Ignoring the pictures, repeat every entry below exactly as it appears.

Records supplied section start

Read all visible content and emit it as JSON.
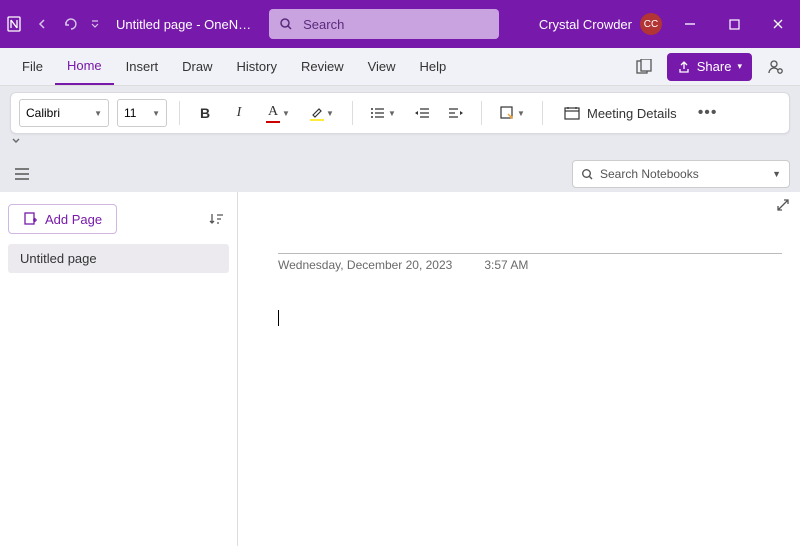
{
  "titlebar": {
    "doc_title": "Untitled page  -  OneN…",
    "search_placeholder": "Search",
    "user_name": "Crystal Crowder",
    "user_initials": "CC"
  },
  "menu": {
    "tabs": [
      "File",
      "Home",
      "Insert",
      "Draw",
      "History",
      "Review",
      "View",
      "Help"
    ],
    "active_tab": "Home",
    "share_label": "Share"
  },
  "ribbon": {
    "font_name": "Calibri",
    "font_size": "11",
    "meeting_label": "Meeting Details"
  },
  "secbar": {
    "notebook_search_placeholder": "Search Notebooks"
  },
  "sidebar": {
    "add_page_label": "Add Page",
    "pages": [
      {
        "title": "Untitled page"
      }
    ]
  },
  "editor": {
    "date": "Wednesday, December 20, 2023",
    "time": "3:57 AM"
  }
}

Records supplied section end

» **Response area**:
Read all visible content and emit it as JSON.
{
  "titlebar": {
    "doc_title": "Untitled page  -  OneN…",
    "search_placeholder": "Search",
    "user_name": "Crystal Crowder",
    "user_initials": "CC"
  },
  "menu": {
    "tabs": [
      "File",
      "Home",
      "Insert",
      "Draw",
      "History",
      "Review",
      "View",
      "Help"
    ],
    "active_tab": "Home",
    "share_label": "Share"
  },
  "ribbon": {
    "font_name": "Calibri",
    "font_size": "11",
    "meeting_label": "Meeting Details"
  },
  "secbar": {
    "notebook_search_placeholder": "Search Notebooks"
  },
  "sidebar": {
    "add_page_label": "Add Page",
    "pages": [
      {
        "title": "Untitled page"
      }
    ]
  },
  "editor": {
    "date": "Wednesday, December 20, 2023",
    "time": "3:57 AM"
  }
}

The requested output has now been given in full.